It was, in a word, a weird concert. Nicks started out struggling with her voice, but it finally kicked in. Buckingham seemed completely unable to match her in harmony for the first couple of songs (which had Laurie and I doing the ‘oh, oh” look at each other), but it finally more or less clicked in, although he struggled to stay in harmony all night. Nicks never had a huge range (9 notes? 10?), and it’s narrowed over the years, but who cares? it’s how she uses it, not how far it wanders….

but we (and the crowd could never quite figure out whether the group really wanted to be there or not.

You know, if buckingham wants to do the “dance the guitar riff tango” thing, that’s fine. It’s not a rock concert, I guess, unless you have someone doing the air guitar thing (while your cover is actually playing the music in the back…), threatening to trash the guitar, and overall, acting like a 14 year old in the garage pretending to be Jimi — but Buckingham did it four times during the concert. Hate to tell you this, Lindsey, but that act gets really tired. fast. (a quiet voice whispers “stonehenge”)

And that’s mostly how the concert went: when the band was doing Stevie Nicks stuff, the quality and energy ranged from “contractual obligation professional” to “pretty darn good”. When buckingham took lead (and let Nicks rest her voice), it got very, well, Spinal Tap. the band never really tried to connect with the audience, and the audience repaid the favor; lots of rustling and talking and cel phones and wandering around, and looking at watches was going on. Most of the band seemed going through the motions, except for Buckingham and Fleetwood; buckingham seemed intent on playing “look at me, I’m so great” all night (four smash the guitar ballets? sheesh), but have I noted I’m not really a Buckingham fan? (except when he shuts up and plays…)

Fleetwood and the percussion was, well, Fleetwood. kicked butt. animated. having fun. a bit scary at times, given how much he looked like Boyle… (grin). He and his fellow drummers were the best of the show most of the time (and I have to be honest, I kept hearing more drums than two guys could do, and I was wondering what was going on — it wasn’t until the end of concert intros were done that I realized there was a third drummer hiding in the back of the stage, which explained all of the sweeetening…

One of the great frustrations of the night was the percussion solo by Fleetwood. It didn’t show up until almost the end of the show, but when it did, it electrified the audience. Just turned them on and plugged them into the show — just as it was ending. And then Fleetwood carried it on, and on, and on; something like 20 minutes of watching him drum and prance (with drum machines on a vest) all over the stage. What started as a high energy, electric and great drumming turned into a painful, “how long will he carry this on?” torture; it wasn’t just me, either — I watched as increasing clumps of the audience started streaming to the exits rather than wait for the finale. my guess is between 5-10% of the audience left during his drum piece.

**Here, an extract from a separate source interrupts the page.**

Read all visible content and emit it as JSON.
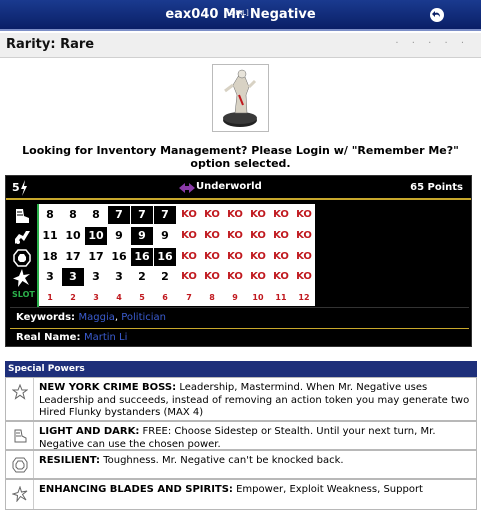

and that’s too bad — if he’d put that drum piece 20 minutes into the concert, and kept it to reasonable levels, they’d ahve owned that audience all night. As it was, much of the show was “going through the paces” with no real connect or energy, and when they finally did ramp it up and get the crowd going, it was way too late, and then they screwed it up again by carrying it on, and on, until we wanted to scream.

So ultimately, it was an occasionally good, mostly frustrating show. Most of the band coasted, except for Buckingham and Fleetwood, and they seemed more interested in showing off than entertaining. Maybe you like like kind of excess — but I sure didn’t, and from the number of folks fiddlign with stuff or just sitting there passive (or, later on, leaving), I wasn’t alone.

Next time, even if the tickets are free, I think I’ll pass.